SoftBank picking its battles with U.S. national security committee

SAN FRANCISCO (Reuters) – SoftBank Group Corp has agreed to give up board seats and access to sensitive information, take a more passive role in startups and make other concessions to get government clearance for its technology deals in the United States.

FILE PHOTO: Sprint Executive Chairman Marcelo Claure testifies before a U.S. House Committee on Energy and Commerce Subcommittee hearing in Washington, U.S. February 13, 2019. Claure is now the chief operating officer of SoftBank Group Corp. REUTERS/Erin Scott/File Photo

These maneuvers come as the Japanese investor confronts a new U.S. law aimed at cracking down on foreign investors.

SoftBank’s investment style has made it a frequent visitor of a U.S. government group known as the Committee on Foreign Investment in the United States (CFIUS), charged with reviewing foreign investment for national security and competitive risks.

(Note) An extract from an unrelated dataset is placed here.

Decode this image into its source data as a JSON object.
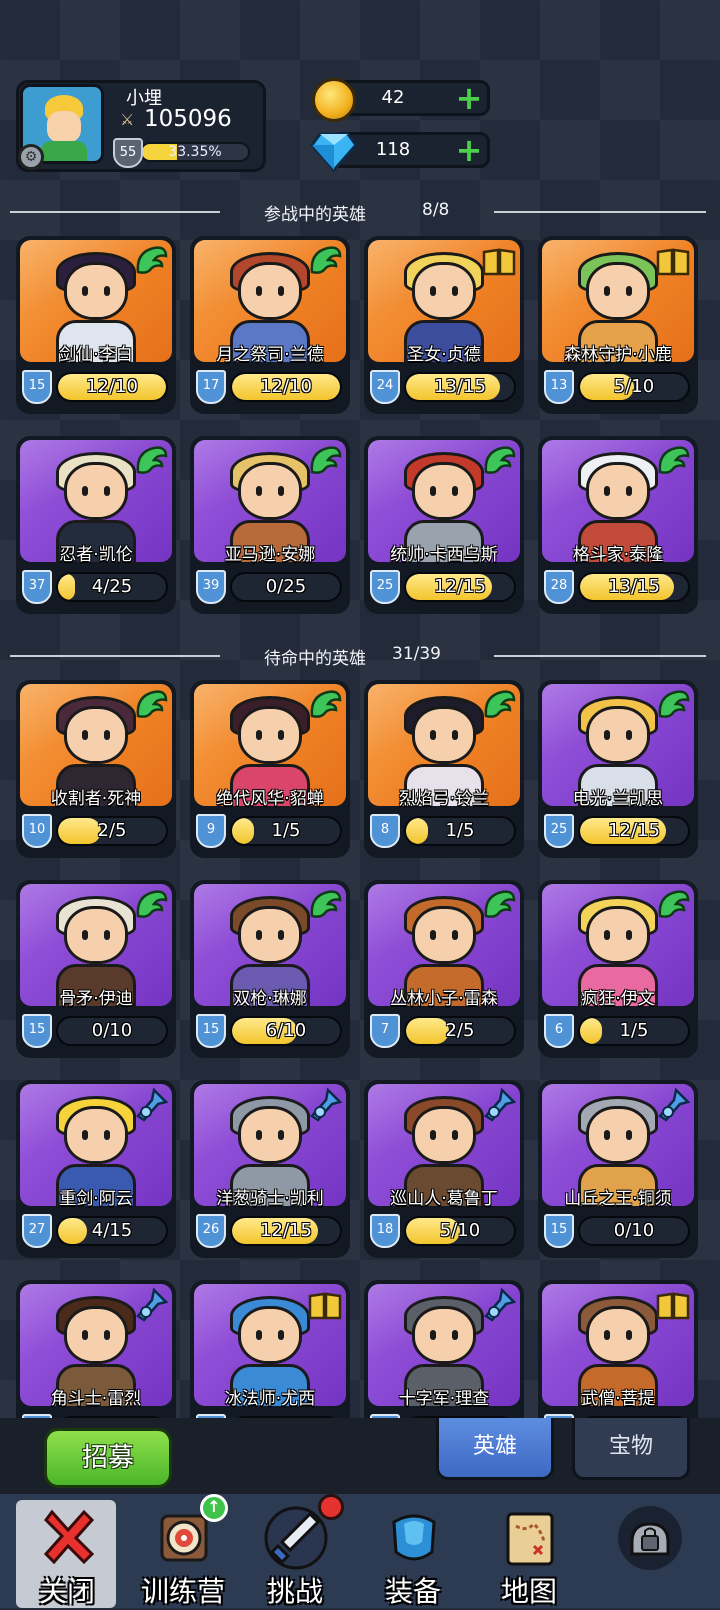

“We know the deals are going to be reviewed,” Marcelo Claure, chief operating officer of SoftBank Group Corp, said in an interview with Reuters this week. “We have abided by what the U.S. government wants.”

SoftBank likes to take large stakes in companies working on artificial intelligence, data analytics, financial services and self-driving cars – technologies increasingly viewed as critical to national security. This puts them in the crosshairs of a law signed by U.S. President Donald Trump last year expanding the powers of CFIUS.

Giving up board seats and access to private information would make SoftBank less of a threat in the eyes of CFIUS, giving its deals a better chance of approval.

“We would not accept this if we were in the business of running companies,” Claure said of the concessions. “We’re not. We are in the business of investing.”

Claure declined to provide specifics on investments where SoftBank has had to make concessions or give up board seats and the U.S. government does not comment on CFIUS reviews.

The regulations have deterred many foreign investors from even attempting investment in U.S. tech companies.

“Everything is a conversation with the government so you figure you are going to pick your battles,” Claure said.

One regulatory battle SoftBank has chosen, so far, to sit out is regarding Uber Technologies Inc’s board seats. As part of an $8 billion investment SoftBank closed in January 2018, which gave it a 16 percent stake in Uber and made it the largest shareholder, SoftBank was supposed to get two board seats.

SoftBank successfully completed its investment in Uber, but has not yet completed the formal CFIUS review necessary for the two board seats, Claure told Reuters.

As a result, more than a year later, Claure and Rajeev Misra, who oversees SoftBank’s $100 billion Vision Fund, have not taken their board seats. The result is that Uber on Thursday kicked off its initial public offering with a board of 12 directors, not the 17 members long ago agreed upon.

Another three independent directors cannot be appointed until after Misra and Claure join the board.

By the time Uber’s shares start trading on the New York Stock Exchange in early May, SoftBank may have missed its opening. When it becomes public, Uber’s bylaws will change, erasing old agreements with its directors, according to Uber’s IPO filing posted Thursday.

Claure said SoftBank may still follow through with seeking CFIUS approval, but added that “it hasn’t been a priority for us” and SoftBank still has the access it wants to Uber’s executives without the board seats.

BUILDING A TEAM OF LOBBYISTS

After becoming chief operating officer in May of 2018, Claure increased SoftBank’s presence and lobbying power in Washington.

“The first job was to change the conversation with the U.S. government and explain to the U.S. government what is SoftBank,” Claure said.

It hired former Ford Motor Co lobbyist Ziad Ojakli to improve relations with regulators.

SoftBank added a former White House staffer and a Department of Commerce deputy to its Washington staff last fall, and hired Jeffrey Dressler, previously a national security adviser to members of the U.S. Congress, as its national security policy director in January.

Even without board seats or more control in a company, SoftBank still wields a lot of influence. SoftBank at times requires companies to meet performance goals before receiving money and generally prohibits founders and employees from selling their company shares.

Slideshow (2 Images)

SoftBank last month unveiled a $5 billion fund to invest in technology companies in Latin America, where it will be well outside of CFIUS’ control. Claure said SoftBank has already looked at more than 140 companies for possible investment and closed a few deals.

But Claure said SoftBank is not retreating from CFIUS.

“We will find ways to invest in the United States,” Claure said.

Reporting by Heather Somerville; Editing by Lisa Shumaker and Himani Sarkar


Source link

Leave a Reply

Your email address will not be published. Required fields are marked *